- [WHAT THE EXERCISE ASKS]:
Determine the number of lines in the listing that include the string "text"; the reply consists of that number only.

- [DATA SUPPLIED]:
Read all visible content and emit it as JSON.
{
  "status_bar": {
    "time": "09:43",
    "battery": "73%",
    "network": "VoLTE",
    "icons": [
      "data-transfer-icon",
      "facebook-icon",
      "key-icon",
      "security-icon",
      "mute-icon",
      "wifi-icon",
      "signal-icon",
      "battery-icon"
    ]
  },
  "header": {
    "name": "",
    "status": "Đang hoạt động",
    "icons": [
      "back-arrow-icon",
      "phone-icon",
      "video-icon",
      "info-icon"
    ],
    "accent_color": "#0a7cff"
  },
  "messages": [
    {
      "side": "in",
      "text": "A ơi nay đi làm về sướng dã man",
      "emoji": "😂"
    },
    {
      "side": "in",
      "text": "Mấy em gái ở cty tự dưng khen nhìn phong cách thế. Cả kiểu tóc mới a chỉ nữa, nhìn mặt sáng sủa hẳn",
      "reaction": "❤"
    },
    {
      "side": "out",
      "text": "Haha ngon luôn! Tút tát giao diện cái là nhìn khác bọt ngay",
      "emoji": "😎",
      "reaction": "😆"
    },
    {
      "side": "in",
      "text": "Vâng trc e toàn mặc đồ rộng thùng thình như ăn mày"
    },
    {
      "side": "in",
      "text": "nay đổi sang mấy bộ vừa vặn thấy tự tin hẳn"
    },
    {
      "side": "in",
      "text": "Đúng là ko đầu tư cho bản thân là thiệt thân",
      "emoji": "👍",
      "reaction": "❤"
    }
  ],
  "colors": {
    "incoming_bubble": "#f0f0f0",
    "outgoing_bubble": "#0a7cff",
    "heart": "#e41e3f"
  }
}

- [SOLUTION TO THIS PROBLEM]:
6